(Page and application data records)
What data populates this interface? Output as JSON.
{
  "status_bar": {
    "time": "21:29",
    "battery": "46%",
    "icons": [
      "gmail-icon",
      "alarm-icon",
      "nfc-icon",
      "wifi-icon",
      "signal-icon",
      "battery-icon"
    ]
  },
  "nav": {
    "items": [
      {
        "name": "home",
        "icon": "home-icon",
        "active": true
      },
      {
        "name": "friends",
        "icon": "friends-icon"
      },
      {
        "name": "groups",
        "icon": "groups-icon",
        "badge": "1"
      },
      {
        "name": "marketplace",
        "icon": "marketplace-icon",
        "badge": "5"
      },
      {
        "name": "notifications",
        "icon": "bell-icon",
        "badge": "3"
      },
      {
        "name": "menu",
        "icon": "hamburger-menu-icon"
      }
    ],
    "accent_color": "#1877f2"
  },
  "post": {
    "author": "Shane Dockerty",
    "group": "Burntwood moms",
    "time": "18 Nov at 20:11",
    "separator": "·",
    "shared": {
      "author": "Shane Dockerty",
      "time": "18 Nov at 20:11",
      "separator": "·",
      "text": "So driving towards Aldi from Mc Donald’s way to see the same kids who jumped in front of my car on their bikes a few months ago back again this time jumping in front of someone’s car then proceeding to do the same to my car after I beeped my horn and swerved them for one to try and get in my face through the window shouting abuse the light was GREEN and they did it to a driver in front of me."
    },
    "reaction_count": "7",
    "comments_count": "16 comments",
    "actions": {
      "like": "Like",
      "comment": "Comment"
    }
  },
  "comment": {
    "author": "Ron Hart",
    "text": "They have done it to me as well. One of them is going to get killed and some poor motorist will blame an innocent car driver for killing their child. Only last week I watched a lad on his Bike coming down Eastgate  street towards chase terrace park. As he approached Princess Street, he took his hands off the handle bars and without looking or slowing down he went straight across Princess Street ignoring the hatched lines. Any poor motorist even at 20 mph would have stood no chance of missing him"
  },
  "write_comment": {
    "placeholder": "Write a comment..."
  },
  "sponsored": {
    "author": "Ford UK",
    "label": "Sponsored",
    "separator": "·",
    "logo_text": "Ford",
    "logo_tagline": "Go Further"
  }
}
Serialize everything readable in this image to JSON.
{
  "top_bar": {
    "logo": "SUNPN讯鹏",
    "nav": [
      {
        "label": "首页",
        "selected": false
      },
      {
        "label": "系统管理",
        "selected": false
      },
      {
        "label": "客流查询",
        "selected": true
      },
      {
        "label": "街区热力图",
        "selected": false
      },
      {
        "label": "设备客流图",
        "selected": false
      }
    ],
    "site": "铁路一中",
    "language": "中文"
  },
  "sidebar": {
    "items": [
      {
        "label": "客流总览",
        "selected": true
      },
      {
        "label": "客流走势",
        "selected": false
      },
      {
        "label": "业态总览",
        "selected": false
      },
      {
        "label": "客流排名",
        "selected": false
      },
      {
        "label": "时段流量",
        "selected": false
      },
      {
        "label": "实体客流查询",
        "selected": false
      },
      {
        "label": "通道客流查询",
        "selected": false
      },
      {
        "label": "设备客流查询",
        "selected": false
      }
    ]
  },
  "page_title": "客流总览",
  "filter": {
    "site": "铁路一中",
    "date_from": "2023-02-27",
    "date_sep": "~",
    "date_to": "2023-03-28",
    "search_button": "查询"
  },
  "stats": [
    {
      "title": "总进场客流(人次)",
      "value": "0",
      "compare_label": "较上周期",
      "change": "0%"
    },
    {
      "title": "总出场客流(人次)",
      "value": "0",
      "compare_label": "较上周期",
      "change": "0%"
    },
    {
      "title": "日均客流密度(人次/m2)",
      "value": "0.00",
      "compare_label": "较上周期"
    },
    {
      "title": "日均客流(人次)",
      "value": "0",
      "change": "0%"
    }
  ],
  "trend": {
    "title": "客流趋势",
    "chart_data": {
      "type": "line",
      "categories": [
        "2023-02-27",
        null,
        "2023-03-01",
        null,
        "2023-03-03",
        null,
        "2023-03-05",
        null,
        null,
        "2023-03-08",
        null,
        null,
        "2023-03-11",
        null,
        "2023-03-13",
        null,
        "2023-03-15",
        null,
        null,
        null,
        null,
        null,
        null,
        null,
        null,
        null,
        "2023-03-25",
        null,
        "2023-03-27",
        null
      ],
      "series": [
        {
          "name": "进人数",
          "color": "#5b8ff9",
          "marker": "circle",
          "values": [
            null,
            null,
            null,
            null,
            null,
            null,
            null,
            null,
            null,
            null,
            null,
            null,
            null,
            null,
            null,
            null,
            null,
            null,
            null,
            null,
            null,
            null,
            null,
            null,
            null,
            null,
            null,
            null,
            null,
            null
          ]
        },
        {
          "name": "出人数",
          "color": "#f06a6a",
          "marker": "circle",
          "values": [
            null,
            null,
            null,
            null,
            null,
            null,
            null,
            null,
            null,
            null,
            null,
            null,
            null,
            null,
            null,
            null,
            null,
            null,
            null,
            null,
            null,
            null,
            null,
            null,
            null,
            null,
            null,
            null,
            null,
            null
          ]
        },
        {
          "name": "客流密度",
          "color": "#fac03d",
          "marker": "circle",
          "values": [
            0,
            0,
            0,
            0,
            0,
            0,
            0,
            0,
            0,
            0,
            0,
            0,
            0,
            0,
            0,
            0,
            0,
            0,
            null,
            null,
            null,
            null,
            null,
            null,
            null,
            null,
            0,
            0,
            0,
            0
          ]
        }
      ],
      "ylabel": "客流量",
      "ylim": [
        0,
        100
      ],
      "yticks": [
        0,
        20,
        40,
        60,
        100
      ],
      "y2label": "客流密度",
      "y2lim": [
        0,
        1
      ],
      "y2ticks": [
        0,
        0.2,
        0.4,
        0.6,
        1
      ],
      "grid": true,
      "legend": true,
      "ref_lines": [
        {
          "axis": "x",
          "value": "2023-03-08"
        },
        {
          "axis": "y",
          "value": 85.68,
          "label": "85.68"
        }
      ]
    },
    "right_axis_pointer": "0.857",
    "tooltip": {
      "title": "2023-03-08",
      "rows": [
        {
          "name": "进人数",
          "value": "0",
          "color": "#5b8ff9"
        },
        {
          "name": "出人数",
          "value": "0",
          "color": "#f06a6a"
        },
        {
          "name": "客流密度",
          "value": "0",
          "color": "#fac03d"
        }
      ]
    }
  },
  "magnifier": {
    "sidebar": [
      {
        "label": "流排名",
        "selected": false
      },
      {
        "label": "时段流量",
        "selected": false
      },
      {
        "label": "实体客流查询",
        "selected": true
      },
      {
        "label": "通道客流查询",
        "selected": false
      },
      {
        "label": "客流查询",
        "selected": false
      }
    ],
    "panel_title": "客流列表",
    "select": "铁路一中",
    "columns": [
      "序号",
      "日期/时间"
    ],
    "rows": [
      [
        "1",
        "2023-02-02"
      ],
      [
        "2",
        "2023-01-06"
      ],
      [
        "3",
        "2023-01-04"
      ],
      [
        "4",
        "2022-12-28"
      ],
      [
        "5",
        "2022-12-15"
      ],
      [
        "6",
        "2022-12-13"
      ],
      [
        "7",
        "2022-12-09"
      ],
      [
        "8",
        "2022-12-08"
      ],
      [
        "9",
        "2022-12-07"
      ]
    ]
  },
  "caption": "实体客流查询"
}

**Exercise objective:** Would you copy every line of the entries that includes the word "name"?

**Response:**
        "name": "home",
        "name": "friends",
        "name": "groups",
        "name": "marketplace",
        "name": "notifications",
        "name": "menu",
          "name": "进人数",
          "name": "出人数",
          "name": "客流密度",
          "name": "进人数",
          "name": "出人数",
          "name": "客流密度",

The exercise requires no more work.